Last week, we attended OutLaws: A Discussion With Out Lawyers, held at the LGBT Community Center here in New York. The event featured “out lawyers sharing different perspectives and stories — how they got to where they are professionally, as well as what went right, what didn’t, how they’d approach things differently today, and the specific challenges they faced as an LGBT person.”
The panel was moderated by Lisa Linsky, a litigation partner at McDermott Will & Emery. She was joined by Michael Colosi, general counsel for Kenneth Cole; Phylliss Delgreco, associate general counsel and senior vice president at Citigroup; and Roberta Kaplan, a litigation partner at Paul Weiss.
The freewheeling discussion was quite enlightening. You can read about it after the jump.

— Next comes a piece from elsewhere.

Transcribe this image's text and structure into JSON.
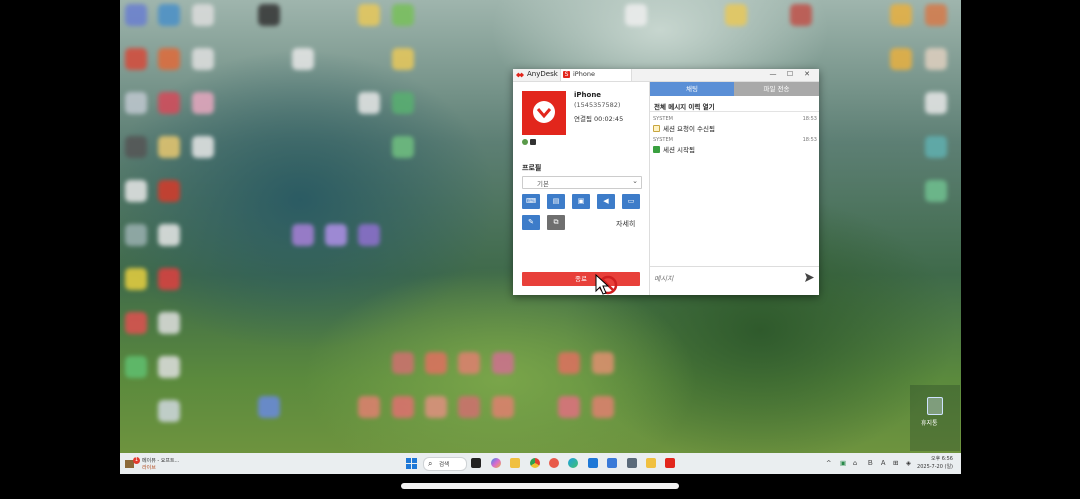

Lisa Linsky — looking fabulous, in a teal pantsuit, open-necked white blouse, and Tina Fey (or Sarah Palin?) glasses — kicked off the discussion by inquiring into professional coming-out stories. She began by offering her own. At the start of her career — in a conservative professional environment, a prosecutor’s office in Westchester County — she felt fearful. She was not out in the workplace (and was even dating men).

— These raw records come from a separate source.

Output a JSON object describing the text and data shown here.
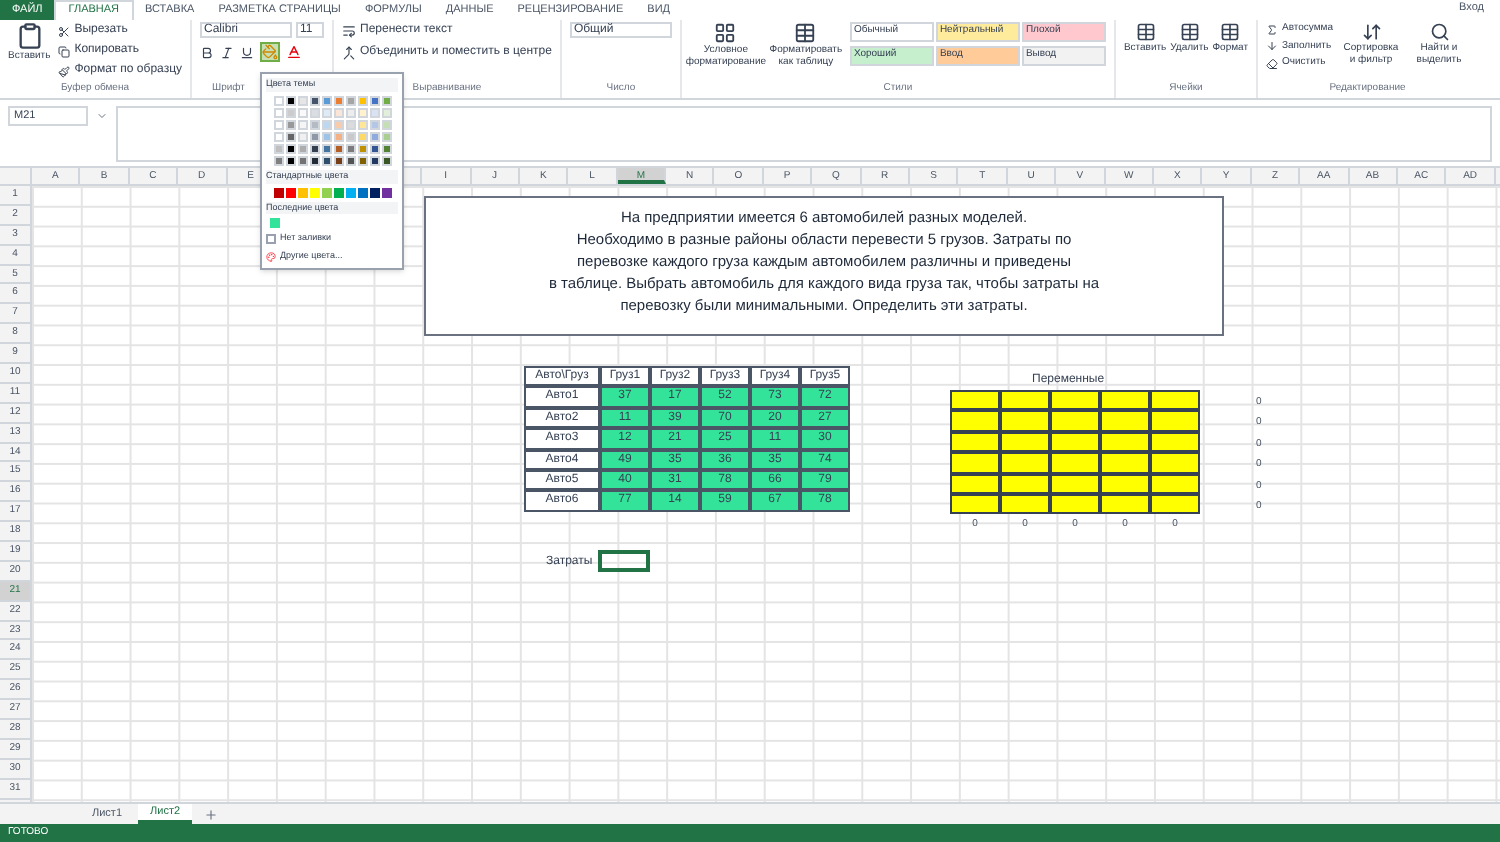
{
  "ribbon": {
    "tabs": [
      {
        "label": "ФАЙЛ",
        "kind": "file",
        "selected": false
      },
      {
        "label": "ГЛАВНАЯ",
        "kind": "tab",
        "selected": true
      },
      {
        "label": "ВСТАВКА",
        "kind": "tab",
        "selected": false
      },
      {
        "label": "РАЗМЕТКА СТРАНИЦЫ",
        "kind": "tab",
        "selected": false
      },
      {
        "label": "ФОРМУЛЫ",
        "kind": "tab",
        "selected": false
      },
      {
        "label": "ДАННЫЕ",
        "kind": "tab",
        "selected": false
      },
      {
        "label": "РЕЦЕНЗИРОВАНИЕ",
        "kind": "tab",
        "selected": false
      },
      {
        "label": "ВИД",
        "kind": "tab",
        "selected": false
      }
    ],
    "account": "Вход",
    "clipboard": {
      "label": "Буфер обмена",
      "paste": "Вставить",
      "items": [
        "Вырезать",
        "Копировать",
        "Формат по образцу"
      ]
    },
    "font": {
      "label": "Шрифт",
      "name": "Calibri",
      "size": "11"
    },
    "alignment": {
      "label": "Выравнивание",
      "items": [
        "Перенести текст",
        "Объединить и поместить в центре"
      ]
    },
    "number": {
      "label": "Число",
      "format": "Общий"
    },
    "styles": {
      "label": "Стили",
      "buttons": [
        "Условное форматирование",
        "Форматировать как таблицу"
      ],
      "cells": [
        {
          "label": "Обычный",
          "color": "#ffffff"
        },
        {
          "label": "Нейтральный",
          "color": "#ffeb9c"
        },
        {
          "label": "Плохой",
          "color": "#ffc7ce"
        },
        {
          "label": "Хороший",
          "color": "#c6efce"
        },
        {
          "label": "Ввод",
          "color": "#ffcc99"
        },
        {
          "label": "Вывод",
          "color": "#f2f2f2"
        }
      ]
    },
    "cells": {
      "label": "Ячейки",
      "buttons": [
        "Вставить",
        "Удалить",
        "Формат"
      ]
    },
    "editing": {
      "label": "Редактирование",
      "items": [
        "Автосумма",
        "Заполнить",
        "Очистить"
      ],
      "buttons": [
        "Сортировка и фильтр",
        "Найти и выделить"
      ]
    }
  },
  "color_menu": {
    "theme_title": "Цвета темы",
    "theme": [
      {
        "color": "#ffffff"
      },
      {
        "color": "#000000"
      },
      {
        "color": "#e7e6e6"
      },
      {
        "color": "#44546a"
      },
      {
        "color": "#5b9bd5"
      },
      {
        "color": "#ed7d31"
      },
      {
        "color": "#a5a5a5"
      },
      {
        "color": "#ffc000"
      },
      {
        "color": "#4472c4"
      },
      {
        "color": "#70ad47"
      }
    ],
    "standard_title": "Стандартные цвета",
    "standard": [
      {
        "color": "#c00000"
      },
      {
        "color": "#ff0000"
      },
      {
        "color": "#ffc000"
      },
      {
        "color": "#ffff00"
      },
      {
        "color": "#92d050"
      },
      {
        "color": "#00b050"
      },
      {
        "color": "#00b0f0"
      },
      {
        "color": "#0070c0"
      },
      {
        "color": "#002060"
      },
      {
        "color": "#7030a0"
      }
    ],
    "recent_title": "Последние цвета",
    "recent": [
      {
        "color": "#33e39a"
      }
    ],
    "no_fill": "Нет заливки",
    "more": "Другие цвета..."
  },
  "formula_bar": {
    "name_box": "M21"
  },
  "sheet": {
    "columns_left": [
      {
        "label": "A",
        "selected": false
      },
      {
        "label": "B",
        "selected": false
      },
      {
        "label": "C",
        "selected": false
      },
      {
        "label": "D",
        "selected": false
      },
      {
        "label": "E",
        "selected": false
      }
    ],
    "columns_right": [
      {
        "label": "I",
        "selected": false
      },
      {
        "label": "J",
        "selected": false
      },
      {
        "label": "K",
        "selected": false
      },
      {
        "label": "L",
        "selected": false
      },
      {
        "label": "M",
        "selected": true
      },
      {
        "label": "N",
        "selected": false
      },
      {
        "label": "O",
        "selected": false
      },
      {
        "label": "P",
        "selected": false
      },
      {
        "label": "Q",
        "selected": false
      },
      {
        "label": "R",
        "selected": false
      },
      {
        "label": "S",
        "selected": false
      },
      {
        "label": "T",
        "selected": false
      },
      {
        "label": "U",
        "selected": false
      },
      {
        "label": "V",
        "selected": false
      },
      {
        "label": "W",
        "selected": false
      },
      {
        "label": "X",
        "selected": false
      },
      {
        "label": "Y",
        "selected": false
      },
      {
        "label": "Z",
        "selected": false
      },
      {
        "label": "AA",
        "selected": false
      },
      {
        "label": "AB",
        "selected": false
      },
      {
        "label": "AC",
        "selected": false
      },
      {
        "label": "AD",
        "selected": false
      }
    ],
    "rows": [
      {
        "label": "1",
        "selected": false
      },
      {
        "label": "2",
        "selected": false
      },
      {
        "label": "3",
        "selected": false
      },
      {
        "label": "4",
        "selected": false
      },
      {
        "label": "5",
        "selected": false
      },
      {
        "label": "6",
        "selected": false
      },
      {
        "label": "7",
        "selected": false
      },
      {
        "label": "8",
        "selected": false
      },
      {
        "label": "9",
        "selected": false
      },
      {
        "label": "10",
        "selected": false
      },
      {
        "label": "11",
        "selected": false
      },
      {
        "label": "12",
        "selected": false
      },
      {
        "label": "13",
        "selected": false
      },
      {
        "label": "14",
        "selected": false
      },
      {
        "label": "15",
        "selected": false
      },
      {
        "label": "16",
        "selected": false
      },
      {
        "label": "17",
        "selected": false
      },
      {
        "label": "18",
        "selected": false
      },
      {
        "label": "19",
        "selected": false
      },
      {
        "label": "20",
        "selected": false
      },
      {
        "label": "21",
        "selected": true
      },
      {
        "label": "22",
        "selected": false
      },
      {
        "label": "23",
        "selected": false
      },
      {
        "label": "24",
        "selected": false
      },
      {
        "label": "25",
        "selected": false
      },
      {
        "label": "26",
        "selected": false
      },
      {
        "label": "27",
        "selected": false
      },
      {
        "label": "28",
        "selected": false
      },
      {
        "label": "29",
        "selected": false
      },
      {
        "label": "30",
        "selected": false
      },
      {
        "label": "31",
        "selected": false
      }
    ],
    "text_box": {
      "lines": [
        "На предприятии имеется 6 автомобилей разных моделей.",
        "Необходимо в разные районы области перевести 5 грузов. Затраты по",
        "перевозке каждого груза каждым автомобилем различны и приведены",
        "в таблице. Выбрать автомобиль для каждого вида груза так, чтобы затраты на",
        "перевозку были минимальными. Определить эти затраты."
      ]
    },
    "cost_table": {
      "header": [
        "Авто\\Груз",
        "Груз1",
        "Груз2",
        "Груз3",
        "Груз4",
        "Груз5"
      ],
      "rows": [
        {
          "name": "Авто1",
          "values": [
            "37",
            "17",
            "52",
            "73",
            "72"
          ]
        },
        {
          "name": "Авто2",
          "values": [
            "11",
            "39",
            "70",
            "20",
            "27"
          ]
        },
        {
          "name": "Авто3",
          "values": [
            "12",
            "21",
            "25",
            "11",
            "30"
          ]
        },
        {
          "name": "Авто4",
          "values": [
            "49",
            "35",
            "36",
            "35",
            "74"
          ]
        },
        {
          "name": "Авто5",
          "values": [
            "40",
            "31",
            "78",
            "66",
            "79"
          ]
        },
        {
          "name": "Авто6",
          "values": [
            "77",
            "14",
            "59",
            "67",
            "78"
          ]
        }
      ]
    },
    "variables": {
      "title": "Переменные",
      "row_sums": [
        "0",
        "0",
        "0",
        "0",
        "0",
        "0"
      ],
      "col_sums": [
        "0",
        "0",
        "0",
        "0",
        "0"
      ]
    },
    "cost": {
      "label": "Затраты"
    }
  },
  "sheet_tabs": [
    {
      "label": "Лист1",
      "selected": false
    },
    {
      "label": "Лист2",
      "selected": true
    }
  ],
  "status_bar": {
    "text": "ГОТОВО"
  }
}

One day she was having lunch with a colleague. In the middle of a conversation about some other topic, the colleague asked her, point blank: Are you gay? Linsky said yes, then asked: “How did you know?” The colleague told Linsky that everyone in the office knew — and nobody cared. But it still took Linsky a few years after that conversation to realize that no one cared.
Michael Colosi said that he’s had multiple coming-out stories, having worked at a number of places over the years. He said it was easy to be gay and out at Akin Gump in D.C., but less so at Fried Frank in New York. Back when he was at Fried Frank, very few lawyers were openly gay, and a number of religious, primarily Jewish senior partners were “not very open to the idea.” But since he wasn’t gunning for partnership, he did not worry too much — and he also received support from the firm’s head of recruiting, who was supportive of bringing more gay lawyers into the firm.
Colosi later worked at Warnaco, the apparel company, where he worked under the (in)famous Linda Wachner, whom he described as “an equal opportunity offender.” She sometimes gave him a hard time, but on the whole, “a fashion company is an easier place to be gay. It’s not like a tire plant — no offense to tire plants.”
He described his current employer, Kenneth Cole, as a “great company” for out attorneys. But he said that being out in the law still has its challenges. He pointed out that as recently as the early 1970s, homosexuality was reason enough not to be admitted to the bar.
Phylliss Delgreco had a more straightforward story. She said that during the course of her legal career, which started in the early 1990s, people have treated her sexual orientation in a matter-of-fact manner. This was also how she grew up, as one of seven children, three of whom are gay. (She did relate one humorous, sitcom-esque anecdote involving the time she was dating a woman named “Sam,” whom one colleague assumed for the longest time was a man.)
Roberta Kaplan — sleek in a silver pinstriped suit and white blouse, and toting a gorgeous orange satchel with an elegant cross-hatching pattern — had a story similar to Delgreco’s. She explained that she’s spent most of her career at Paul Weiss, a place where sexual orientation is no big deal. She offered this amusing description of the firm’s approach to hiring: “Are you a lawyer? Are you funny? Other than that, they really don’t care.”
Kaplan noted that one of her great mentors was Marty London, “probably about as macho as you get as a litigator,” who invited her and her girlfriend out to his country house — even before she made partner. Other than a few awkward moments — e.g., the time she referred to her “partner,” and a colleague assumed she was referring to a Paul Weiss partner — being an out attorney has come with few complications.
This was just the start of the discussion. We’ll bring you the rest in a subsequent post.
Update: Part 2 appears here.
OutLaws: A Discussion With Out Lawyers [LGBT Community Center]